━━━ Supplied data

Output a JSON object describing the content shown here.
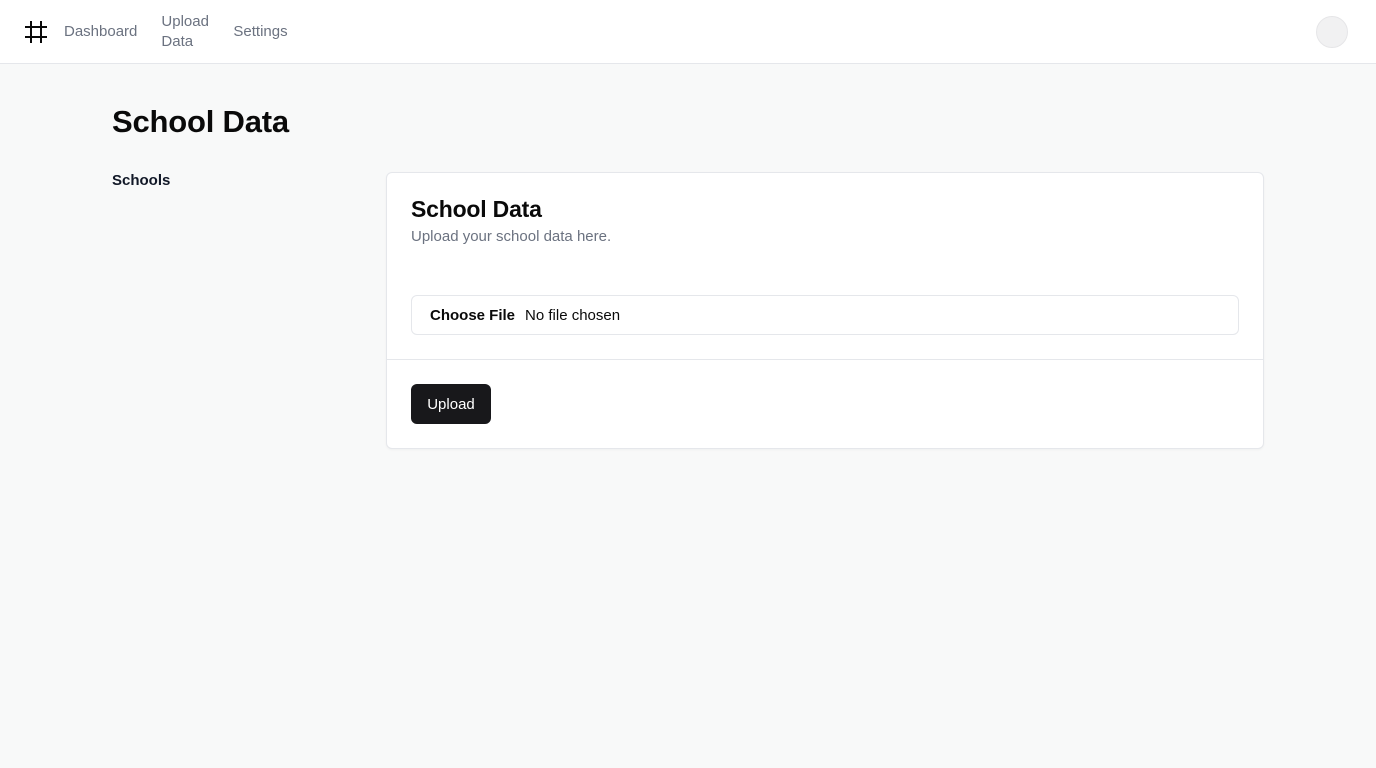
{
  "header": {
    "logo_icon": "hash-icon",
    "nav": [
      {
        "label": "Dashboard"
      },
      {
        "label": "Upload Data"
      },
      {
        "label": "Settings"
      }
    ]
  },
  "page": {
    "title": "School Data"
  },
  "sidebar": {
    "items": [
      {
        "label": "Schools"
      }
    ]
  },
  "card": {
    "title": "School Data",
    "description": "Upload your school data here.",
    "file_input": {
      "button_label": "Choose File",
      "status": "No file chosen"
    },
    "submit_label": "Upload"
  },
  "colors": {
    "background": "#f8f9f9",
    "primary_button": "#18181b",
    "muted_text": "#6b7280",
    "border": "#e5e7eb"
  }
}
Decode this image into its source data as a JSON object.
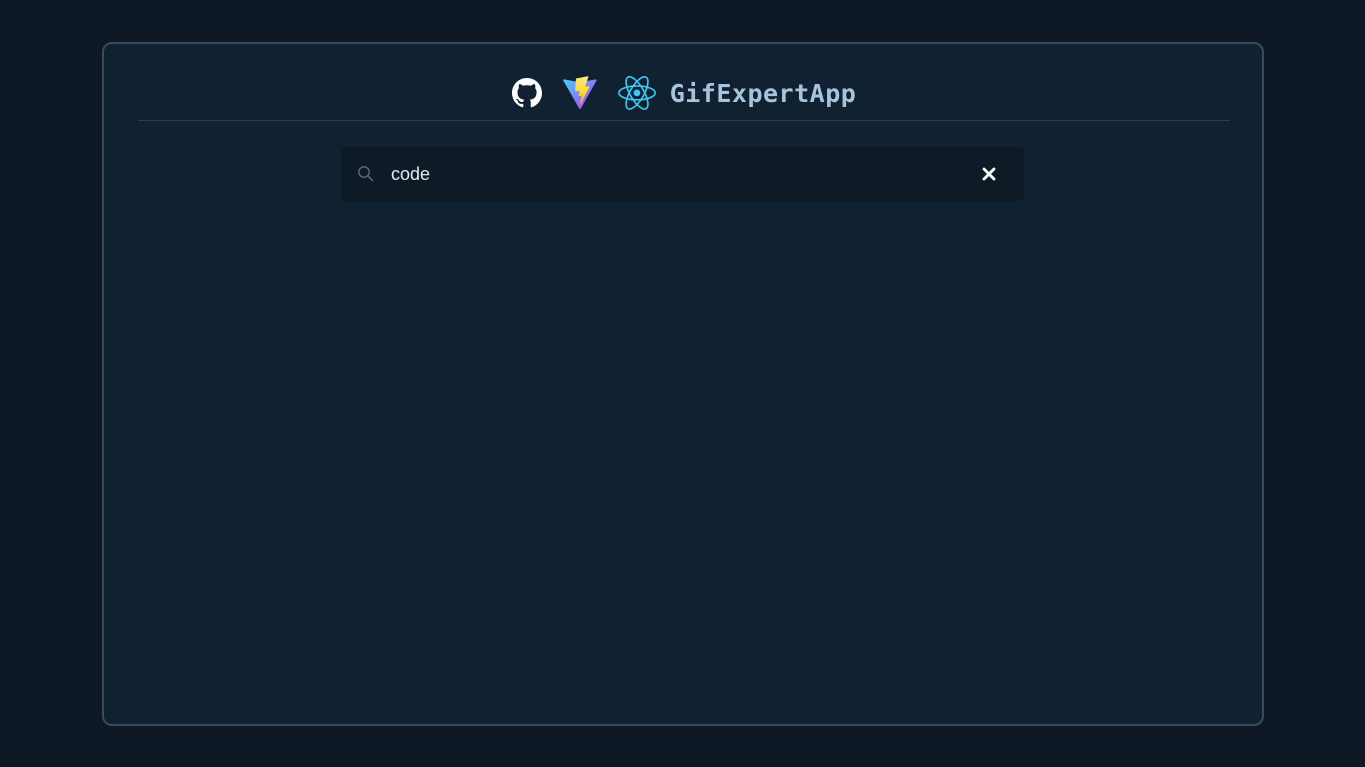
{
  "header": {
    "title": "GifExpertApp",
    "icons": [
      "github-icon",
      "vite-icon",
      "react-icon"
    ]
  },
  "search": {
    "value": "code",
    "placeholder": "",
    "icon": "search-icon",
    "clear_icon": "close-icon"
  },
  "colors": {
    "page_background": "#0e1824",
    "card_background": "#102131",
    "card_border": "#3a4a5c",
    "title": "#a8c4dc",
    "search_background": "#0e1a26",
    "react_blue": "#3fc6f0",
    "vite_purple": "#9b5cff",
    "vite_yellow": "#ffc517"
  }
}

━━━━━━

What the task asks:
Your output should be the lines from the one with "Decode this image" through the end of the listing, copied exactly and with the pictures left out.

Exercise answer:
Decode this image into its source data as a JSON object.
{
  "header": {
    "title": "GifExpertApp",
    "icons": [
      "github-icon",
      "vite-icon",
      "react-icon"
    ]
  },
  "search": {
    "value": "code",
    "placeholder": "",
    "icon": "search-icon",
    "clear_icon": "close-icon"
  },
  "colors": {
    "page_background": "#0e1824",
    "card_background": "#102131",
    "card_border": "#3a4a5c",
    "title": "#a8c4dc",
    "search_background": "#0e1a26",
    "react_blue": "#3fc6f0",
    "vite_purple": "#9b5cff",
    "vite_yellow": "#ffc517"
  }
}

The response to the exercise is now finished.